Northwest’s CEO Steenland began his career working for the Office of General Counsel for the secretary of the Department of Transportation when the Democratic administration of President Jimmy Carter was preparing the deregulation of the airline industry. He later joined a top law firm in Washington DC, which represented Pan American Air Lines during the merger frenzy that preceded the company’s bankruptcy declaration, and later represented an investor group that organized the leveraged buyout of Northwest Airlines in 1989.
Steenland is particular adept at working the halls of Congress to lift regulations on pension funding and any other restrictions on profit-making, and at making use of the services of the labor bureaucracy to cut labor costs. “Since the biggest input is the wages, salaries, and benefits line, this puts a lot of attention on working with our employees in knowing what we need to do to survive in the long term,” he commented.
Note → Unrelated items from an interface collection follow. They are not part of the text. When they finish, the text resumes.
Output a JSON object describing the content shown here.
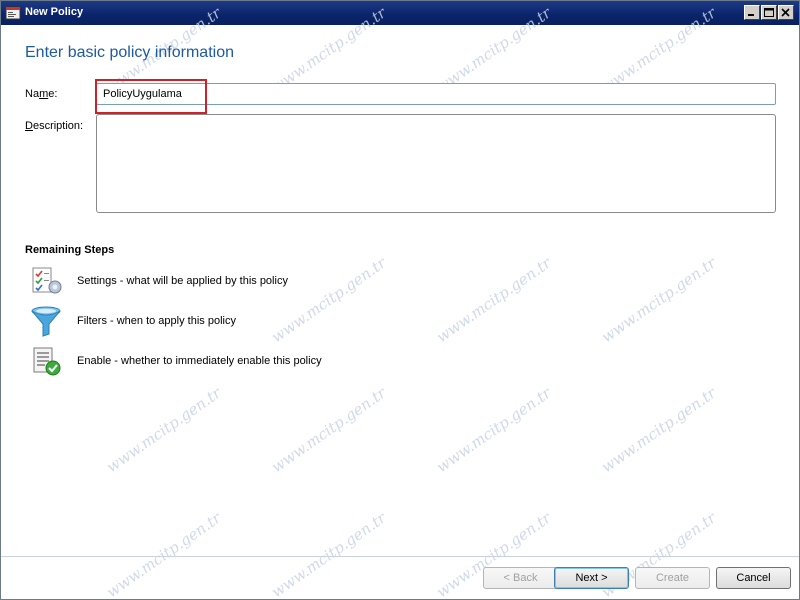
{
  "window": {
    "title": "New Policy"
  },
  "page": {
    "heading": "Enter basic policy information",
    "name_label_prefix": "Na",
    "name_label_accel": "m",
    "name_label_suffix": "e:",
    "name_value": "PolicyUygulama",
    "description_label_accel": "D",
    "description_label_suffix": "escription:",
    "description_value": ""
  },
  "remaining": {
    "title": "Remaining Steps",
    "steps": [
      {
        "icon": "settings-checklist-icon",
        "text": "Settings - what will be applied by this policy"
      },
      {
        "icon": "funnel-filter-icon",
        "text": "Filters - when to apply this policy"
      },
      {
        "icon": "enable-document-check-icon",
        "text": "Enable - whether to immediately enable this policy"
      }
    ]
  },
  "buttons": {
    "back": "< Back",
    "next": "Next >",
    "create": "Create",
    "cancel": "Cancel"
  },
  "watermark": "www.mcitp.gen.tr",
  "colors": {
    "heading": "#1e5aa0",
    "highlight": "#d0202a",
    "titlebar": "#0a246a"
  }
}
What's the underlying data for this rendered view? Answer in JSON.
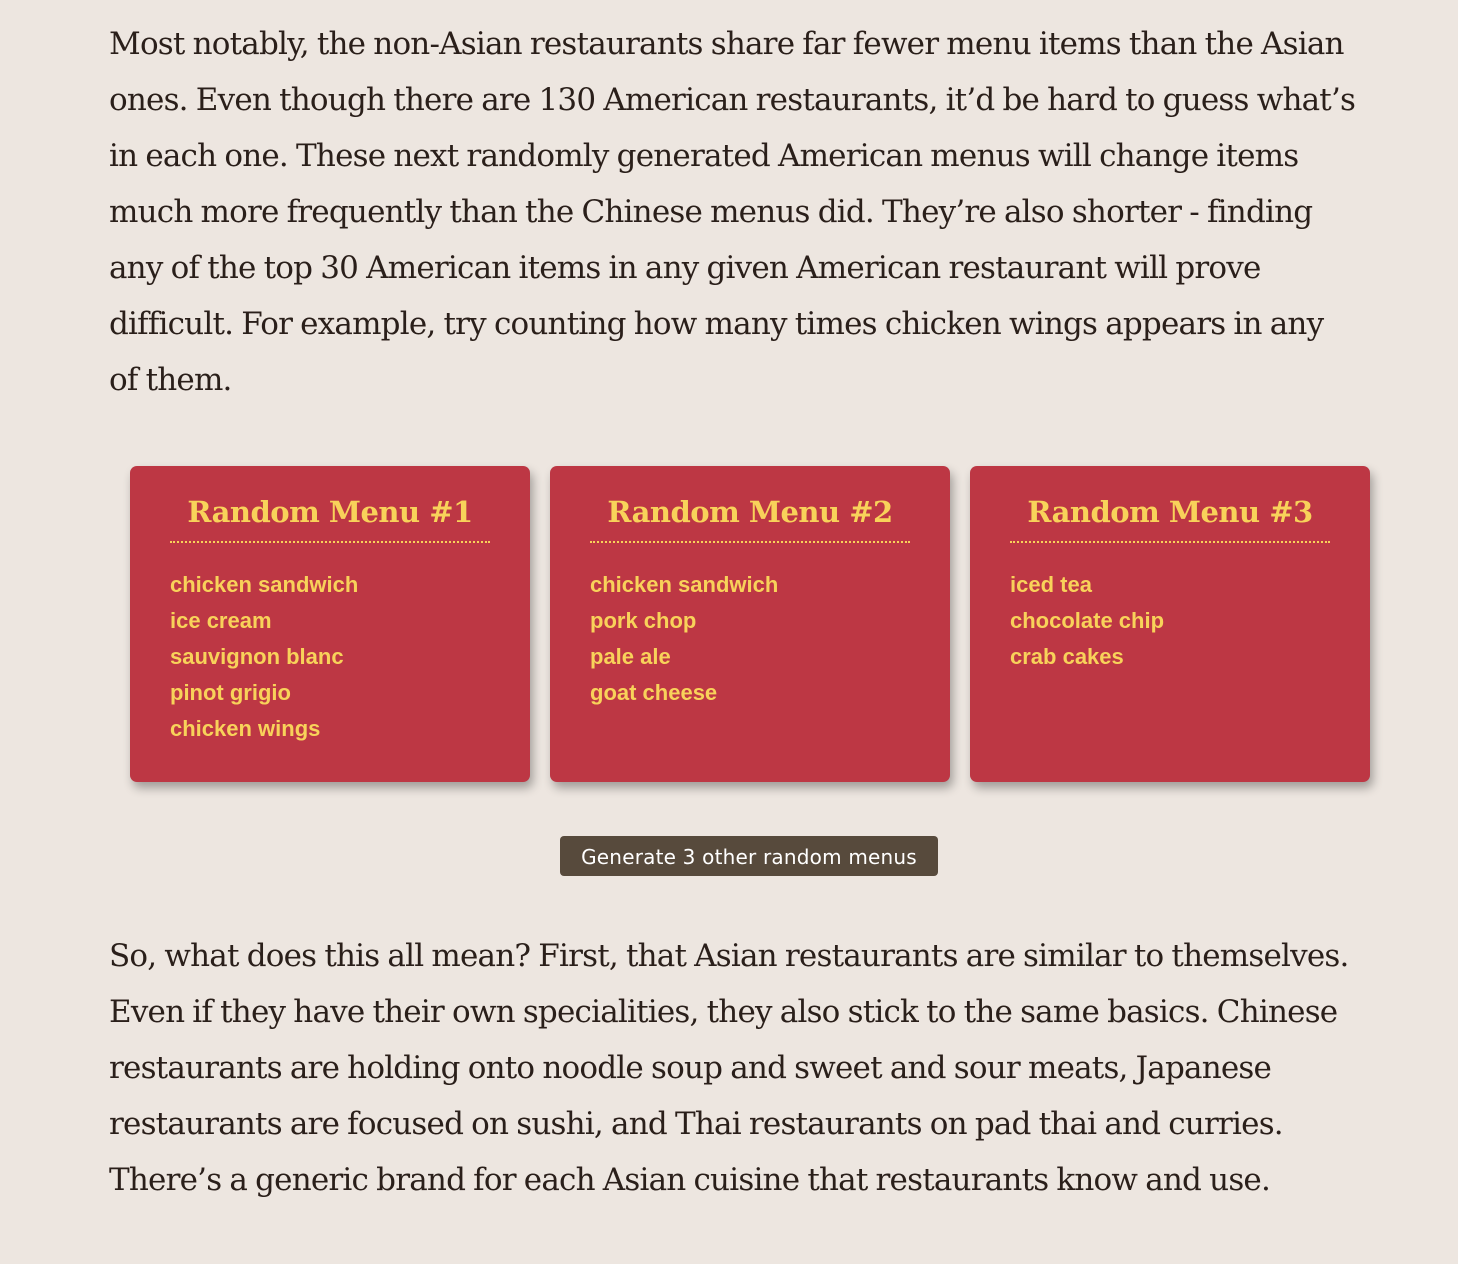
{
  "intro_paragraph": {
    "lines": [
      "Most notably, the non-Asian restaurants share far fewer menu items than the Asian",
      "ones. Even though there are 130 American restaurants, it’d be hard to guess what’s",
      "in each one. These next randomly generated American menus will change items",
      "much more frequently than the Chinese menus did. They’re also shorter - finding",
      "any of the top 30 American items in any given American restaurant will prove",
      "difficult. For example, try counting how many times chicken wings appears in any",
      "of them."
    ]
  },
  "menus": [
    {
      "title": "Random Menu #1",
      "items": [
        "chicken sandwich",
        "ice cream",
        "sauvignon blanc",
        "pinot grigio",
        "chicken wings"
      ]
    },
    {
      "title": "Random Menu #2",
      "items": [
        "chicken sandwich",
        "pork chop",
        "pale ale",
        "goat cheese"
      ]
    },
    {
      "title": "Random Menu #3",
      "items": [
        "iced tea",
        "chocolate chip",
        "crab cakes"
      ]
    }
  ],
  "generate_button": {
    "label": "Generate 3 other random menus"
  },
  "outro_paragraph": {
    "lines": [
      "So, what does this all mean? First, that Asian restaurants are similar to themselves.",
      "Even if they have their own specialities, they also stick to the same basics. Chinese",
      "restaurants are holding onto noodle soup and sweet and sour meats, Japanese",
      "restaurants are focused on sushi, and Thai restaurants on pad thai and curries.",
      "There’s a generic brand for each Asian cuisine that restaurants know and use."
    ]
  },
  "colors": {
    "page_background": "#ede6e0",
    "body_text": "#2a1f1a",
    "menu_card": "#bd3744",
    "menu_text": "#f8d25a",
    "button_background": "#574a3c",
    "button_text": "#ffffff"
  }
}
Last year, in the midst of concession talks with the pilots union, Steenland hired Barry Simon as the company’s executive vice president and general counsel. Simon was a top executive in the Seabury Group, a New York consulting firm whose “restructuring” clients have included Air Canada, US Airways, America West Airlines and Continental.
Simon earned his credentials as an executive at Continental and Eastern airlines, where he served under corporate raider and union-buster Frank Lorenzo. In 1983 Continental filed for bankruptcy—despite the airline’s $60 million in cash reserves—in order to exploit a provision in the Bankruptcy Code allowing Lorenzo to abrogate his contracts with the unions. Simon directed Continental’s legal strategy when it emerged from bankruptcy a second time in 1991.
Simon also played a leading role in the bankruptcy of Eastern Airlines, which stopped flying in 1991 following the bitter strike by unionized mechanics. At the time, Lorenzo and his team stripped the airline of valuable assets and sold them at fire-sale prices to Continental.
The 1980s and 1990s saw the emergence of junk-bond dealers and corporate raiders in the airline industry like Lorenzo and Carl Icahn (who bankrupted Trans World Airlines, among others, and who is now worth $5.8 billion—no. 55 on the list of the world’s richest people).
Today, after nearly a quarter of a century of betrayals by the trade union bureaucracy (from the striking air traffic controllers in 1981 to the present scabbing organized by the airline unions against the striking Northwest mechanics), the corporate executives running the airlines feel even less restraint than their predecessors did when slashing workers’ jobs, wages and benefits and looting company assets to enrich themselves.